Jeremy Ball debuts Frost at TIFF

The B.C. filmmaker (pictured) tells Playback how an Arctic snowscape was created on a soundstage with green screen techniques and visual effects.

Jeremy Ball’s 11-minute short film Frost portrays a young hunter’s search for food in an Arctic snow-blown setting and a frozen convenience store.

The rub is the first Canadian Film Centre short to be shot in the HD format was done entirely on a studio soundstage with a green screen and snow blankets for all snowscapes, and used around 80 visual effects completed by five different companies.

“It would have been great to have some real snow this winter. That never happened,” Ball told Playback ahead of Frost having its world premiere at the Toronto International Film Festival on Sept. 11.

The challenge for Ball was, even before he started to pen the Frost script, was being able to capture a realistic Arctic setting on the soundstage – one with invisible environments and imagined antagonists around Naya, the young hunter played by Emily Piggford – for effective green screen composting of the visual effects.

The answer was much forethought.

For starters, Ball did a 90-second teaser film as part of the CFC’s directing lab to get his green screen techniques down.

“I had a very good sense of what I was going for, and I was able to show it to director of photography (Guy Godfree), who came on board and everyone was on the same page of what we were going for,” Ball recalled.

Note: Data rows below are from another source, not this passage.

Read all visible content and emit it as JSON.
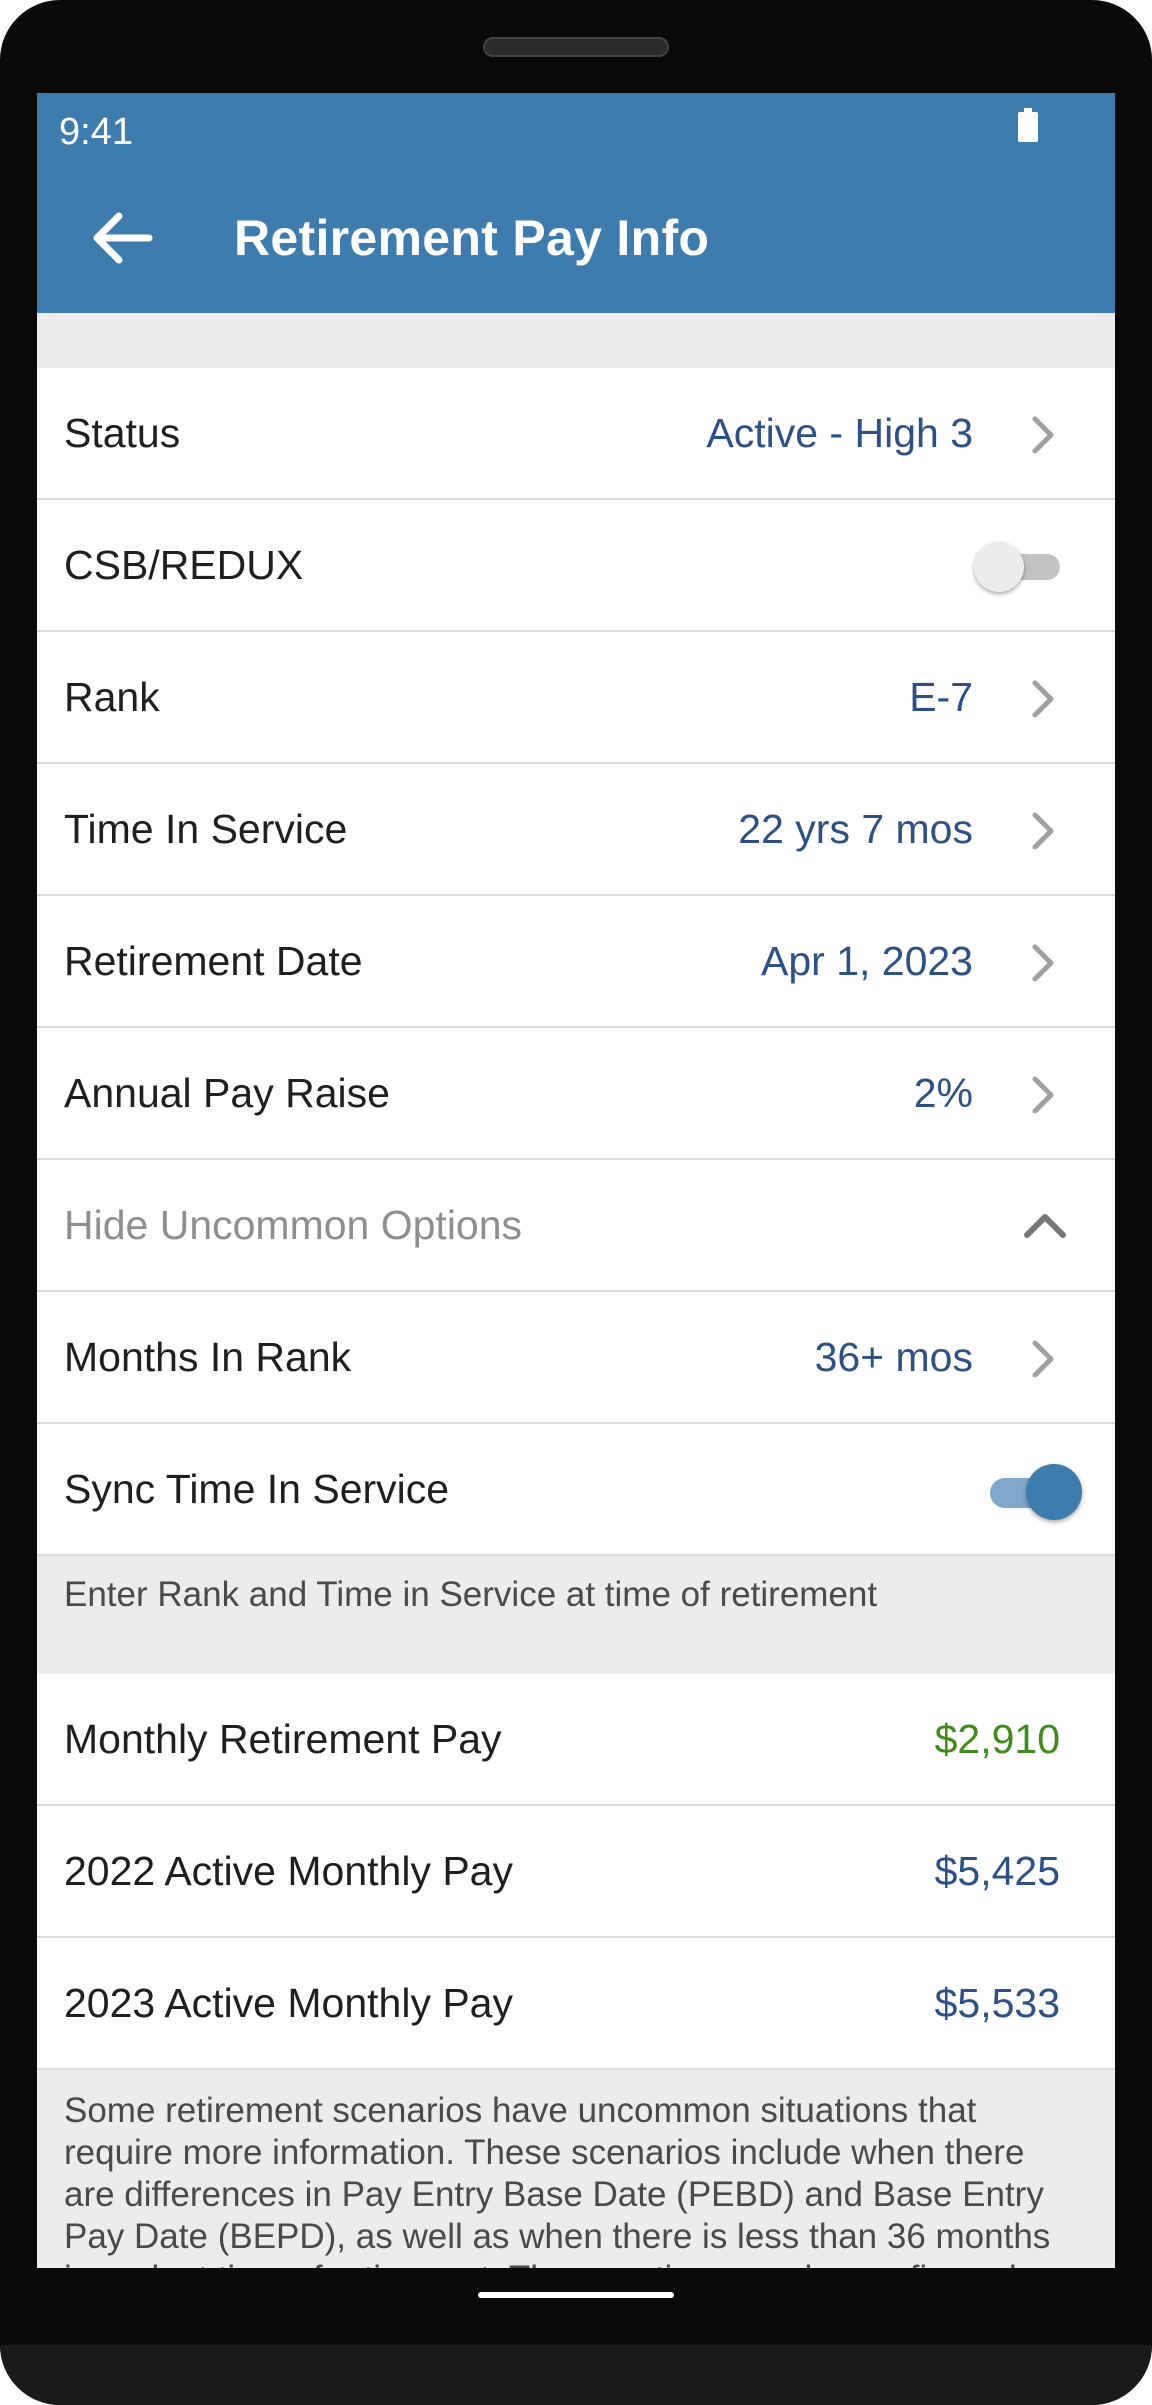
{
  "status_bar": {
    "time": "9:41"
  },
  "app_bar": {
    "title": "Retirement Pay Info"
  },
  "rows": [
    {
      "label": "Status",
      "value": "Active - High 3"
    },
    {
      "label": "CSB/REDUX",
      "toggle": false
    },
    {
      "label": "Rank",
      "value": "E-7"
    },
    {
      "label": "Time In Service",
      "value": "22 yrs 7 mos"
    },
    {
      "label": "Retirement Date",
      "value": "Apr 1, 2023"
    },
    {
      "label": "Annual Pay Raise",
      "value": "2%"
    },
    {
      "label": "Hide Uncommon Options"
    },
    {
      "label": "Months In Rank",
      "value": "36+ mos"
    },
    {
      "label": "Sync Time In Service",
      "toggle": true
    }
  ],
  "note": "Enter Rank and Time in Service at time of retirement",
  "results": [
    {
      "label": "Monthly Retirement Pay",
      "value": "$2,910"
    },
    {
      "label": "2022 Active Monthly Pay",
      "value": "$5,425"
    },
    {
      "label": "2023 Active Monthly Pay",
      "value": "$5,533"
    }
  ],
  "footer_note": "Some retirement scenarios have uncommon situations that require more information. These scenarios include when there are differences in Pay Entry Base Date (PEBD) and Base Entry Pay Date (BEPD), as well as when there is less than 36 months in rank at time of retirement. These options can be configured",
  "colors": {
    "app_bar": "#3e7cad",
    "value_text": "#2d5184",
    "positive_value": "#3f8a1a",
    "background": "#ececec"
  },
  "icons": [
    "back-arrow-icon",
    "chevron-right-icon",
    "chevron-up-icon",
    "battery-icon"
  ]
}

Godfree’s duties on Frost were not straightforward.

The job of a cinematographer is in large part about lighting, and taking cues from available sunlight.

On a soundstage, Ball had to be clear about the look he wanted with Frost, otherwise Godfree might have created his own sunlight and visual world in a way that diverged from what the director intended.

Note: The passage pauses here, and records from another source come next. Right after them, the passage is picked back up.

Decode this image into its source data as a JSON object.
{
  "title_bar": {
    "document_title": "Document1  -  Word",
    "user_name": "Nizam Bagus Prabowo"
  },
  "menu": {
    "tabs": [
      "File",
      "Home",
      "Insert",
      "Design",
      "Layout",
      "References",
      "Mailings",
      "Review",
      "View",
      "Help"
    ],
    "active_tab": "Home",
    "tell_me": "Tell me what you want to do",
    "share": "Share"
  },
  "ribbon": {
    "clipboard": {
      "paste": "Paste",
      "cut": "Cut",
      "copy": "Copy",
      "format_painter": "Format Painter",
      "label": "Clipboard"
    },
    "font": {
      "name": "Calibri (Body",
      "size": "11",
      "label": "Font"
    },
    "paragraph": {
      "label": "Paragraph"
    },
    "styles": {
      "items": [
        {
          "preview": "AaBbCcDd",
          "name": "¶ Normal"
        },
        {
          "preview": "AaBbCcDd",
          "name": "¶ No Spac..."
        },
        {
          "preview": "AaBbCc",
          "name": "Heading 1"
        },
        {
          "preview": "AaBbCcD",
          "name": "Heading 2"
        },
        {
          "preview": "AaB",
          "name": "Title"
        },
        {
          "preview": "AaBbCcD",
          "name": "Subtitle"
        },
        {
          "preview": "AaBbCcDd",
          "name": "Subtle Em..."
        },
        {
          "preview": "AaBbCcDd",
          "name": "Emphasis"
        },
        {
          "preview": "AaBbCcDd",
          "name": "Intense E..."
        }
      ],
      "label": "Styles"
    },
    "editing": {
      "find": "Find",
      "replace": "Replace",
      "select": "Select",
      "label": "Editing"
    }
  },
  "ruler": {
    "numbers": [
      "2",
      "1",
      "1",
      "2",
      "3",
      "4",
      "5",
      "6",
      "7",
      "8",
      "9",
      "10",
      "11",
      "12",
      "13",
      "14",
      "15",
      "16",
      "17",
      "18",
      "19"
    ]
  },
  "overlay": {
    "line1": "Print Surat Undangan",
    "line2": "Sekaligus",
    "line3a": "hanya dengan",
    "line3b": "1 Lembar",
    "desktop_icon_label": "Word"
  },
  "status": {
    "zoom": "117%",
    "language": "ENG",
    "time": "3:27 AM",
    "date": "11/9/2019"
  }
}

Next came the question of visual effects.

That’s an area Ball knows well, having worked in Vancouver in production and visual effects on Zhang Yimou’s The Flowers of War and The Twilight Saga: Eclipse.

So he story-boarded and shot-planned the short film from beginning to end to get the most of his available budget and time on set.

“I kind of had a sense very early on of the kinds of things that were possible, and what was not, given the time allowed and the resources we had,” Ball insisted.

That called for compromises, including a CG-created caretaker being a floating head character, which was easier to execute that having a CG character with its feet on the floor and bumping into props after compositing.

After all, Ball and Frost producer Lauren Grant had to convince the CFC mentors that they could effectively replace the green screen with visual effect images during editing.

“There’s a lot of green screen and you have an actress who’s reacting to something that’s not there. It can be tricky as you tell people, don’t worry about that, it will all work in the long run,” Ball recalled of revealing the work in progress at varied stages.

The director took over 1500 photographs of Toronto to give visual effects artists a feel for the look aimed at for Frost, and even used Google Earth to walk them through streets of Toronto that Naya would go down.

Now, after all the preparation, production and now with the finished short film, Ball is looking forward to his world premiere in Toronto with confidence.

Ball has already seen Frost on the big screen at a CFC industry screening.

“That was the first time and I enjoyed that experience,” he said.

Photos: Jeremy Ball on set / by David Lee; Frost set / by Heather K. Dahlstrom

All photos from Frost